Indonesia has one of the world’s highest deforestation rates, in large part due to uncontrolled expansion by the plantation industry. This has made the country of 250 million people a top greenhouse gas emitter.
Corruption in the issuance of licenses for plantations is rife. Mines too; Indonesia is a top coal producer. When the president announced the moratorium on new oil palm licenses two years ago, he also said he would impose a moratorium on new coal mines, but this has yet to be implemented.
Christian Purba, chairman of the executive board of Forest Watch Indonesia (FWI), an NGO, called the issuance of the moratorium a “good step,” although he thought it was lacking in some respects.
One of these is law enforcement, he said. The policy makes no mention of Indonesia’s anti-graft agency or the police.
“However, the moratorium as a presidential instruction will serve as a legal basis for rejecting any applications for new licenses from palm oil companies,” he told Mongabay.
Christian called for data gathered under the permit review to be made available for public review. FWI is currently fighting the agrarian ministry over a Supreme Court order for it to release right-to-cultivate permits for plantation and farming businesses, known as HGUs, something the ministry has refused to do.
A PDF of the order enshrining the moratorium can be downloaded here.
This article was originally published on Mongabay.com.
Thanks for reading to the end of this story!
We would be grateful if you would consider joining as a member of The EB Circle. This helps to keep our stories and resources free for all, and it also supports independent journalism dedicated to sustainable development.

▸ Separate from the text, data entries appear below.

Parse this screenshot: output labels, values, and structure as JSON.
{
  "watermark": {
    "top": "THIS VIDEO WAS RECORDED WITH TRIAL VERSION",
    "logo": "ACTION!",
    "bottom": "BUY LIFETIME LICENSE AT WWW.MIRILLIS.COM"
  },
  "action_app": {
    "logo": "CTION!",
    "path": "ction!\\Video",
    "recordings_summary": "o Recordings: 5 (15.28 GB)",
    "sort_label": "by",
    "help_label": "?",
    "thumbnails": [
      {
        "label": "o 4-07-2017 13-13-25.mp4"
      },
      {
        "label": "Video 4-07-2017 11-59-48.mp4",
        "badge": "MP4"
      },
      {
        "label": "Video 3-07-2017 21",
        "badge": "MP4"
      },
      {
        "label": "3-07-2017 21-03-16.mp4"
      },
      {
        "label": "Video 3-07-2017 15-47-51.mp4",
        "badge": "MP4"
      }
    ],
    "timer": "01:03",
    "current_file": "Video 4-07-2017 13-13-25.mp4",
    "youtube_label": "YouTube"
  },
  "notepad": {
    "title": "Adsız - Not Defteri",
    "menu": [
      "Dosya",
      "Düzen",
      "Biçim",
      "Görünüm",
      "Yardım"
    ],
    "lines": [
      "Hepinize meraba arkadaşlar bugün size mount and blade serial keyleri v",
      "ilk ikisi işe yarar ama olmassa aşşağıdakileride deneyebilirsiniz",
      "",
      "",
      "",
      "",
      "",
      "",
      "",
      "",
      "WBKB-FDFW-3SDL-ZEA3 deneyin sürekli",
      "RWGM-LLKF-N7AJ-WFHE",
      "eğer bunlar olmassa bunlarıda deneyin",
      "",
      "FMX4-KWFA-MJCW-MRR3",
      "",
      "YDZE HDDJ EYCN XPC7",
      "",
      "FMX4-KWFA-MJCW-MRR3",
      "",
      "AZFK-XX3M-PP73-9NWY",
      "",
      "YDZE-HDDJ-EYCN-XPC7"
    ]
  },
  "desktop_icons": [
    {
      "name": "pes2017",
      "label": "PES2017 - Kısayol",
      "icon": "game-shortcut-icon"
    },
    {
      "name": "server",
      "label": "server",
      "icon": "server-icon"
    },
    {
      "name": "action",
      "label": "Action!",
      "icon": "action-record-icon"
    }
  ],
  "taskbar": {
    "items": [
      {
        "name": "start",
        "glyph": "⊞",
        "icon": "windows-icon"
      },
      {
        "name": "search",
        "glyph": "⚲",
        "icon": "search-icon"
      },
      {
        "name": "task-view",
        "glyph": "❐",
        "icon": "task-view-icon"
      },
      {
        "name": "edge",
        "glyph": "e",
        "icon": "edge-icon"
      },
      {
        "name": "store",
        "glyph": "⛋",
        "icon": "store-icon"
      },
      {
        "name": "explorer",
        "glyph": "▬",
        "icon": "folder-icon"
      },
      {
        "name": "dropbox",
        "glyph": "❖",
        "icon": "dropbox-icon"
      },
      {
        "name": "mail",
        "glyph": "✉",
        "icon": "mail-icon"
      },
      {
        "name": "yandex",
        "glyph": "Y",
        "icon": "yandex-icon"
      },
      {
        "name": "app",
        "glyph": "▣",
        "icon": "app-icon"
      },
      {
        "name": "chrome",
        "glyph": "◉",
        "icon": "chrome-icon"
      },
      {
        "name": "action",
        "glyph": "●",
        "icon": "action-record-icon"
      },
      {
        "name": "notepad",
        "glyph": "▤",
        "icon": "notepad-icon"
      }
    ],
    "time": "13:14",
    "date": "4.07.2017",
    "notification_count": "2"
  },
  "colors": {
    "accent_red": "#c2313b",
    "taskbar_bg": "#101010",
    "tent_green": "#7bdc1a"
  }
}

It only costs as little as S$5 a month, and you would be helping to make a big difference.